Trees are a vital element of the ecology of a river environment: they help to reduce water temperatures in summer months and to maintain oxygen levels in the water. Aquatic plants and algae are also an important component of a healthy stream, and excessive shading and reduced light prevents these from growing. We must create the right balance when restoring rivers, creating dappled shade to get the best of both worlds.
With the Chineham Volunteer Group, a relatively new group, we removed vegetation that was causing the river to be enclosed in a tunnel of trees and shrub, giving the stream encouragement to grow some aquatic plants.
Sticklebacks – a torpedo shaped small fish – moved in quickly post-clearance, giving young children at the event the opportunity to catch and inspect them in a net before setting them free back into their revamped environment.
The bugs: training communities to identify invertebrates
Water quality is the hot topic in the Loddon catchment this year, with projects starting to accurately monitor the state of the water on our patch.
Riverfly monitoring, in part measuring which invertebrates are in rivers, is a nationally important citizen science initiative used to monitor the health of rivers and to detect pollution events.
This year, we included a riverfly ‘show and tell’ for a keen group of residents in and around Basingstoke who will soon be donning wellies or waders to start monitoring the upper stretches in our catchment.
We introduced the basics and set them up to get them identifying the invertebrates in the samples.

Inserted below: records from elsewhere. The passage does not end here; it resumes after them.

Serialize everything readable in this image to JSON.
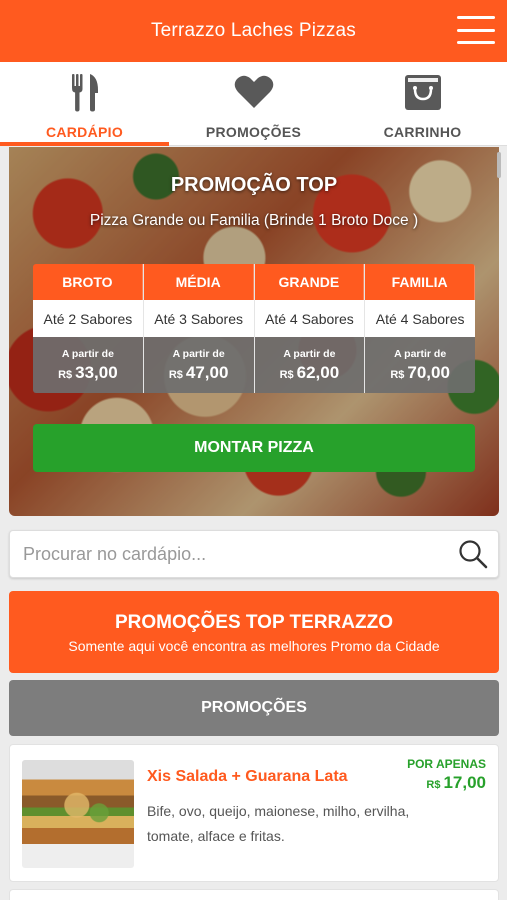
{
  "app": {
    "title": "Terrazzo Laches Pizzas",
    "accent": "#ff5a1f",
    "green": "#27a12b"
  },
  "tabs": [
    {
      "label": "CARDÁPIO",
      "icon": "fork-knife-icon",
      "active": true
    },
    {
      "label": "PROMOÇÕES",
      "icon": "heart-icon",
      "active": false
    },
    {
      "label": "CARRINHO",
      "icon": "shopping-bag-icon",
      "active": false
    }
  ],
  "hero": {
    "title": "PROMOÇÃO TOP",
    "subtitle": "Pizza Grande ou Familia (Brinde 1 Broto Doce )",
    "sizes": [
      {
        "name": "BROTO",
        "flavors": "Até 2 Sabores",
        "from_label": "A partir de",
        "currency": "R$",
        "price": "33,00"
      },
      {
        "name": "MÉDIA",
        "flavors": "Até 3 Sabores",
        "from_label": "A partir de",
        "currency": "R$",
        "price": "47,00"
      },
      {
        "name": "GRANDE",
        "flavors": "Até 4 Sabores",
        "from_label": "A partir de",
        "currency": "R$",
        "price": "62,00"
      },
      {
        "name": "FAMILIA",
        "flavors": "Até 4 Sabores",
        "from_label": "A partir de",
        "currency": "R$",
        "price": "70,00"
      }
    ],
    "button_label": "MONTAR PIZZA"
  },
  "search": {
    "placeholder": "Procurar no cardápio...",
    "icon": "search-icon"
  },
  "promo_banner": {
    "title": "PROMOÇÕES TOP TERRAZZO",
    "subtitle": "Somente aqui você encontra as melhores Promo da Cidade"
  },
  "section": {
    "title": "PROMOÇÕES"
  },
  "items": [
    {
      "name": "Xis Salada + Guarana Lata",
      "description": "Bife, ovo, queijo, maionese, milho, ervilha, tomate, alface e fritas.",
      "badge": "POR APENAS",
      "currency": "R$",
      "price": "17,00"
    }
  ]
}
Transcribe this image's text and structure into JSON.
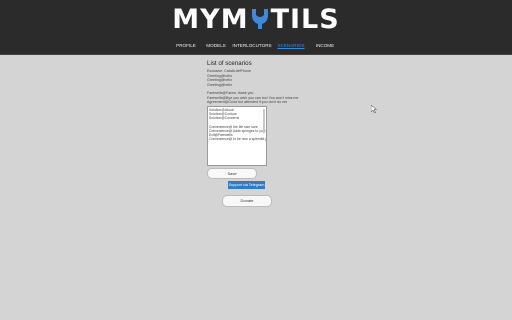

The four bullhead fish that made it into the invertebrates sample were a happy addition to the , freshwater shrimps, mayflies, snails and leeches also found.
Revisiting the past to see the difference
In addition to all the new activities this year, we also revisited on old project at Arborfield near Reading – a novel nature-like bypass channel facilitating fish migration around four permanent weirs, which impound and restrict rivers: 11 years on, a quick fish survey showed brown trout, chub, barbel, perch and pike all living in the established channel.
As part of this event, the Wild Trout Trust demonstrated some habitat improvement techniques, installing a woody deflector and willow ledge, to improve habitat in the new channel.
Our video shows the water flowing over the new deflector.
Thank you to partners and funders
Loddon Rivers Week, which has been running since 2017, does not happen without an enormous amount of collective effort from partners, and a special thank you must go to the Environment Agency and Network Rail for funding the coordination of the week.
We would also like to thank the partners involved in the week, including Hampshire & Isle of Wight Wildlife Trust, Loddon Fisheries and Conservation Consultative, Wokingham Borough Council, Basingstoke & Deane Borough Council, Chineham Volunteer Group, Blackwater Valley Countryside Partnership, SOLVE (Save Our Loddon Valley Environment), Hook Parish Council and Rushmoor Borough Council.
We’ll be back next year to repeat the progress made this year! Meanwhile, read our River Loddon storymap to find out the issues faced by this network, learn about what the catchment partnership, comprised of dozens of organisations, has achieved already and how you can become involved. Or keep an eye on our events page for volunteering opportunities.